**PROBLEM DESCRIPTION:**
Extract each line of the records below that contains the word "CommentBox".
(DATASET ENTRIES Opens)
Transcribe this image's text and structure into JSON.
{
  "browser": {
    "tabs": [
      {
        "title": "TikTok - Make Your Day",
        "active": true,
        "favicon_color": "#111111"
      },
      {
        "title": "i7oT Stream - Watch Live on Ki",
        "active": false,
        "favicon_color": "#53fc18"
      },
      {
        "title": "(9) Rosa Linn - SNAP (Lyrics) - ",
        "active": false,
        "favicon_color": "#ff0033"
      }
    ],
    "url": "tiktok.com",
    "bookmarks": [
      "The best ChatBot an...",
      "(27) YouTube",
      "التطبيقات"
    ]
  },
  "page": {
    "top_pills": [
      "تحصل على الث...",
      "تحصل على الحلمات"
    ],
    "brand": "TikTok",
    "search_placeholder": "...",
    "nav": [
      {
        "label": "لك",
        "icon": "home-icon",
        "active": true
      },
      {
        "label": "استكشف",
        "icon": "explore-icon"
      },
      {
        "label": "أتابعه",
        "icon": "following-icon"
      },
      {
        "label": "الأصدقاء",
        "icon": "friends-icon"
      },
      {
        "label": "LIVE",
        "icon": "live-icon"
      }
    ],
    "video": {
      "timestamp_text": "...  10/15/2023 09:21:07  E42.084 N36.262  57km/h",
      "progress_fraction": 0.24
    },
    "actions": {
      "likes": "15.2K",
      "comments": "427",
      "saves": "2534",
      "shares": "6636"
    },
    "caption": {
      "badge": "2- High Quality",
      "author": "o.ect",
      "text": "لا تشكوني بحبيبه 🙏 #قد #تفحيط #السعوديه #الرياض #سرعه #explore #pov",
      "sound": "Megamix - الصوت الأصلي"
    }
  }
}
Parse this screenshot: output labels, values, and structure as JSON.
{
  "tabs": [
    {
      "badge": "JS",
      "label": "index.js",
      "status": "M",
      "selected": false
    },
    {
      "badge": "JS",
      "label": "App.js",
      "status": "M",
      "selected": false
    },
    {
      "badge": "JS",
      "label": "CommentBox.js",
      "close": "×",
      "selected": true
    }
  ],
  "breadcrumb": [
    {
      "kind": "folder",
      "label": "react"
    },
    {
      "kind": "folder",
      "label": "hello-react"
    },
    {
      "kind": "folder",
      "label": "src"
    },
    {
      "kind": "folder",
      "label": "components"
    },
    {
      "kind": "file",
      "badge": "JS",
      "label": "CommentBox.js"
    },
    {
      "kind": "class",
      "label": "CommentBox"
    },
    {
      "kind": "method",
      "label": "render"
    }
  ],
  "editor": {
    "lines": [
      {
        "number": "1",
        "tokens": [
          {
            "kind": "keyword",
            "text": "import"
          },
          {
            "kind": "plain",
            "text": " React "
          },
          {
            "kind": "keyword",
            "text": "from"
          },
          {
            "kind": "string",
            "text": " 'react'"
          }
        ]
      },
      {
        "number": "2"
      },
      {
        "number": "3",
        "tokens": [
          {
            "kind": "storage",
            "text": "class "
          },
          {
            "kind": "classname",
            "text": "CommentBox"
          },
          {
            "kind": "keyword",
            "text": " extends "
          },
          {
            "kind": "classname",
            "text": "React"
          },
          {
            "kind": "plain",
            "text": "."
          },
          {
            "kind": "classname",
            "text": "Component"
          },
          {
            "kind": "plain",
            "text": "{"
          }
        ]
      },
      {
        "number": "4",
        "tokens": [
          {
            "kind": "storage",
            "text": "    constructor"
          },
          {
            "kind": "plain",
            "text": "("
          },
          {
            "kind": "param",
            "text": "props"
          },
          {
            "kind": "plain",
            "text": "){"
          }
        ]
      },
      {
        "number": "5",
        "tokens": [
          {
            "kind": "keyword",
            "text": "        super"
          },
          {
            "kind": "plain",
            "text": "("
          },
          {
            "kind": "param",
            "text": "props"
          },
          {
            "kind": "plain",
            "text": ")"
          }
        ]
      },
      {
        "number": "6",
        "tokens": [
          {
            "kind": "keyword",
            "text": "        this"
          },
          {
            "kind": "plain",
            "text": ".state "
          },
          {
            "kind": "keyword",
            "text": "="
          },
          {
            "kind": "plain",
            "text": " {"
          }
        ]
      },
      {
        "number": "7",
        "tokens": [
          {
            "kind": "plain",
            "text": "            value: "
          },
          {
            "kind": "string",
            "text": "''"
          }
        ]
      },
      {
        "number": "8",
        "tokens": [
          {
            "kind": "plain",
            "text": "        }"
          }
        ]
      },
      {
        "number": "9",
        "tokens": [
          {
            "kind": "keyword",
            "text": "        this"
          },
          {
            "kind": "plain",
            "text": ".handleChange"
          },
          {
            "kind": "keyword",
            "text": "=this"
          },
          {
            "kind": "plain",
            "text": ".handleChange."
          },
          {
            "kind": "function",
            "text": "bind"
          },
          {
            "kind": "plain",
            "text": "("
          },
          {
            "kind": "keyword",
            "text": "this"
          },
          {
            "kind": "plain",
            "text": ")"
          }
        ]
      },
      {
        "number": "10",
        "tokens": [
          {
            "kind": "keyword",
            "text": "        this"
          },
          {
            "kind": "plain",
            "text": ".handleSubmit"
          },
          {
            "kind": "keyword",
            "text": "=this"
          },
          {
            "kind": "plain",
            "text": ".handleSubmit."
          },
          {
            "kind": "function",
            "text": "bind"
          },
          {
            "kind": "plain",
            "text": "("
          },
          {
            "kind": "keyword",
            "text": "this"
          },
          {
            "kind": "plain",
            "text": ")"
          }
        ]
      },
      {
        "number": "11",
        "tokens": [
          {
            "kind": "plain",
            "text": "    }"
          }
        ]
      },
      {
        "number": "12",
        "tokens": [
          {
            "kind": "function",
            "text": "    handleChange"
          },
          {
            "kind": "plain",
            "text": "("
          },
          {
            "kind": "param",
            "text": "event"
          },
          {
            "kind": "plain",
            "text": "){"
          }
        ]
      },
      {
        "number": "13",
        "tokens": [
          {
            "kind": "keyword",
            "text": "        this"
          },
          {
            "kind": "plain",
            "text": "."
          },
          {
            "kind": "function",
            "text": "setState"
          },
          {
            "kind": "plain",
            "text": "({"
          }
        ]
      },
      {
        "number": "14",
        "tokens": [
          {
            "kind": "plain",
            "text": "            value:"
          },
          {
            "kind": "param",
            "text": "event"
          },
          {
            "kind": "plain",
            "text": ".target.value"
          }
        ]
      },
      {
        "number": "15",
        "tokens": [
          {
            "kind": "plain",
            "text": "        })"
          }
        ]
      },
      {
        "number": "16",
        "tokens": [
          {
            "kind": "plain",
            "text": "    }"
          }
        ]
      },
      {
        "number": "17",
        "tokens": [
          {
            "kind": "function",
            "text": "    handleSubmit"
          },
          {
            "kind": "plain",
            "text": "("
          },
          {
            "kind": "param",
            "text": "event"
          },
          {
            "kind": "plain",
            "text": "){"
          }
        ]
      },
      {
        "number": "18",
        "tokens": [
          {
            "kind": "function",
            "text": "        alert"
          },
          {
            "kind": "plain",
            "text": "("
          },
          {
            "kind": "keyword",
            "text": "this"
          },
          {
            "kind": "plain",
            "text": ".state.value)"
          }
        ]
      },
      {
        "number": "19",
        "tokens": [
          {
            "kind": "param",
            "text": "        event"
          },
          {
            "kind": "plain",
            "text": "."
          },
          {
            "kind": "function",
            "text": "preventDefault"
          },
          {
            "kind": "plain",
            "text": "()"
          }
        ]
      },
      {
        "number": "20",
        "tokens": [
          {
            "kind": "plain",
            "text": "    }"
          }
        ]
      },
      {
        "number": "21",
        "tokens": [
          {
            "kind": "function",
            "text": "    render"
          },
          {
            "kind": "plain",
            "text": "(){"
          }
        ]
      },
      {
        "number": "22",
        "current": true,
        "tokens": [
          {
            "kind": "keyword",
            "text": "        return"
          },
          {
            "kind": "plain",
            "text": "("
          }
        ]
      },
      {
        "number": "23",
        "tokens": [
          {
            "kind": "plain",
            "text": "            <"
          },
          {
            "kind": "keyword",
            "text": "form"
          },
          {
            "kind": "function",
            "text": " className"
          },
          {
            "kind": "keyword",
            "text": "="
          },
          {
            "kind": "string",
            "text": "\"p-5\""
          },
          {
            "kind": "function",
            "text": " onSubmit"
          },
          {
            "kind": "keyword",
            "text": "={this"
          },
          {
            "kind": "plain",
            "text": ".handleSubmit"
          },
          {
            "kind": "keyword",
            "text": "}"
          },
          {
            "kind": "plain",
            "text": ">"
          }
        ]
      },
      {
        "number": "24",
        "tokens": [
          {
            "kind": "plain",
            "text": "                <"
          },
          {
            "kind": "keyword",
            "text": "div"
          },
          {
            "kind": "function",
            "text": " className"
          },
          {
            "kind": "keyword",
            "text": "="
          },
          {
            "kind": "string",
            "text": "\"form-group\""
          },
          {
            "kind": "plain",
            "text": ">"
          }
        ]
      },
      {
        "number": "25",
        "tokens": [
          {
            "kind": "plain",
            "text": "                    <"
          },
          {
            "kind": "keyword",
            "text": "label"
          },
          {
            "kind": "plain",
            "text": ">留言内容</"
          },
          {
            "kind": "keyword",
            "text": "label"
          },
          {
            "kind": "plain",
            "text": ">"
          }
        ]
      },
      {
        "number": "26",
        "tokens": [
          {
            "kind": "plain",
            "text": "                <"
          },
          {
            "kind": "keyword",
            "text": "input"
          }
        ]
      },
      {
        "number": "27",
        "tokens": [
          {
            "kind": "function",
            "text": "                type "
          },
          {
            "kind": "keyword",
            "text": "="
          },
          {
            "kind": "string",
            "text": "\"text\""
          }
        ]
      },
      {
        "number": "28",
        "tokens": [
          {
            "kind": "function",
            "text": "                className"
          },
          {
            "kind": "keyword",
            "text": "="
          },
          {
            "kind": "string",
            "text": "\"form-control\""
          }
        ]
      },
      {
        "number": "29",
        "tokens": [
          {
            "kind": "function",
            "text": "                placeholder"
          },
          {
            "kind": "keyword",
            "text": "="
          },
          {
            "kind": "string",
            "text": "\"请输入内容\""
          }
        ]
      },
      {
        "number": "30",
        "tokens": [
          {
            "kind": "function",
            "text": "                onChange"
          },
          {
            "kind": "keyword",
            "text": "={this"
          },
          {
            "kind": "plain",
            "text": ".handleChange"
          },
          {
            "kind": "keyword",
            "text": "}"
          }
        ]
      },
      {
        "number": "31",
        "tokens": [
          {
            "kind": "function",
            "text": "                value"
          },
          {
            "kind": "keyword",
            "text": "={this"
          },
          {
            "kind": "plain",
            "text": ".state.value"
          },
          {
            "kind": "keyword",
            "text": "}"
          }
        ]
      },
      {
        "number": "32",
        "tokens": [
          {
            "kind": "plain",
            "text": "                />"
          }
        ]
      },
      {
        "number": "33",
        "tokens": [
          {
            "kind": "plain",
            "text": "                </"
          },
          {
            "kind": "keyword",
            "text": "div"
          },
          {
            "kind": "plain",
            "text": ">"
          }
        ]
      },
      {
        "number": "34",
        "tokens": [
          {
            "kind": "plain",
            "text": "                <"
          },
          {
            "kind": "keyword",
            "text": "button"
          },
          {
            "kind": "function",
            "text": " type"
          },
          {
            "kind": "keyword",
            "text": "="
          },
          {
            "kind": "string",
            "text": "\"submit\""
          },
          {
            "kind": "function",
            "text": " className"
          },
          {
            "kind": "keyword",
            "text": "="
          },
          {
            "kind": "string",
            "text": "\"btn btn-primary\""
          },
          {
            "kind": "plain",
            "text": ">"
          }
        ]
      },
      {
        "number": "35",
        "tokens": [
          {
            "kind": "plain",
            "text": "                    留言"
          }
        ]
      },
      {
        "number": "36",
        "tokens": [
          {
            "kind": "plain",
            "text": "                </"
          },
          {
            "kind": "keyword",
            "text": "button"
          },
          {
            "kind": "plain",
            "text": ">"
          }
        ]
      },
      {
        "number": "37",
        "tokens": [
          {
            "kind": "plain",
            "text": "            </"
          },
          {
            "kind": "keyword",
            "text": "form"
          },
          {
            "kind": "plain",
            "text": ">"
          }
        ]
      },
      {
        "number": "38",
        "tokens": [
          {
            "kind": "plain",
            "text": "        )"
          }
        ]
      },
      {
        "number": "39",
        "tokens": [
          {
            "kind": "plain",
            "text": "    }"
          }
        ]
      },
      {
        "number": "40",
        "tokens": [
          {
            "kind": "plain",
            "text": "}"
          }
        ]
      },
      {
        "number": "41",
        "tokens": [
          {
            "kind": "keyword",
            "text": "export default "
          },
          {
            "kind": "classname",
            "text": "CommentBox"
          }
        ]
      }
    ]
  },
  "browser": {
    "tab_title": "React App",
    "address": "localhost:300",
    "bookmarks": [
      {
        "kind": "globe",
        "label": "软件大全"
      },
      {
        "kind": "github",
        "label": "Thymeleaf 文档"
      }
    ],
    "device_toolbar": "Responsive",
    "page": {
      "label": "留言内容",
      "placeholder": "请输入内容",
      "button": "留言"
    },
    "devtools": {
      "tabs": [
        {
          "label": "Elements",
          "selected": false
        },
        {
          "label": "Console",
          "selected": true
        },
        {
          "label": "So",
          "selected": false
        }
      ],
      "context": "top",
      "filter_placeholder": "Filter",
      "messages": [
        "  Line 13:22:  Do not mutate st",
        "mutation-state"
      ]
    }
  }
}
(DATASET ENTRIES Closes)
**PROBLEM SOLUTION:**
      "label": "CommentBox.js",
      "label": "CommentBox.js"
      "label": "CommentBox"
            "text": "CommentBox"
            "text": "CommentBox"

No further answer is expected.